So prepare for this and have plenty of paper towels and a product like Odo-ban or Nature’s Miracle. Pick up any pieces of a mess, or soak up what you can with paper towels, than saturate the spot on the floor or rug with your cleaning chemical of choice, than place 20-30 paper towels over the spot, weight down with something heavy (plastic between towels and object may help), and walk away until morning. This is something I learned in Biology class. The stain and liquid will be whicked into the towels. Careful of staining, try an out-of-the-way spot at first. You can also place a small folded plastic tarp over this area for the next few times puppy is out to prevent re-messing the area.
The nature of a puppy… how do you know the nature of a puppy? Well, you’ve bought a couple of books right? If not, now is the time.
1) Turid Rugaas’ book: Calming Signals: On Talking Terms With Dogs
2) Carol Lea Benjamin’s book: Dog training in 10 minutes
3) Karen Pryor’s puppy video: Puppy Love, clicker training your puppy
4) Clickers! I like the I-click from www.clickertraining.com and I buy the coiled wrist keeper at Wal-Mart

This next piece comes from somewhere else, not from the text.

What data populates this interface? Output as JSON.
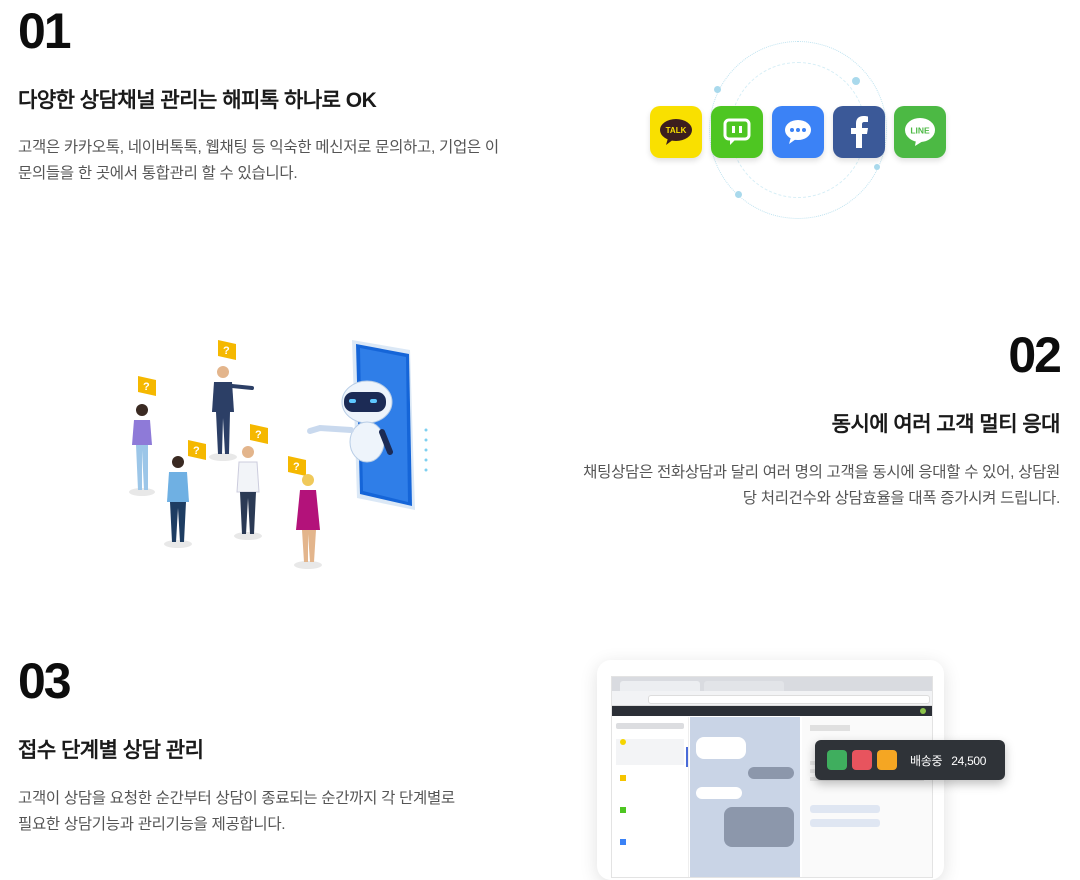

These four things will help you understand how to mold the NATURE of your puppy into something you can live with. I have very worn copies of these 2 books & the video, that I re-visit with every litter and every puppy. I use the I-click with every dog, adult or puppy.
There are 2 more books I recommend for older puppies, and they are both by Karen Pryor:
5) Clicker Training for Dogs
6) Don’t Shoot the Dog, the new art of teaching and training. (explains why the clicker works with training dogs, dolphins, cats, and chickens — imagine doing a leash correction on a dolphin, he’s just swim away, it’s a big ocean.)
And I’m having a lot of fun right now training my older puppies with the Clicker Cookbook and Workbook by M. Shirley Chong — very simple instructions, well organized, and successful. I have a 2yo shark dog who grabs every treat and drags teeth over knuckles…. not after 10 minutes of this training session with her instructions.
OK, so we all want a well-socialized puppy that is a joy to be around, one who is responsive to our wishes, and can go places with us. That all means some work.
1) Get a puppy from a breeder who wants the same things
2) YOU must learn how to train the puppy, how to communicate with the puppy is required before training happens
3) formal puppy kindergarten and beginner’s obedience classes
4) a lifetime of reinforcing what you have learned, and YOUR responsiveness to the growing puppy and YOUR catching issues before they become problems.
This relationship between dog and human is an ongoing one.
Classes will help with you stage 2 & 4. But you need a foundation of YOUR learning. When I teach beginner’s obedience classes, the very first day, and every day thereafter, I tell my students — “I am NOT training your dog: I am training YOU. Your dog I could train in 2 weeks, humans take much longer than that!”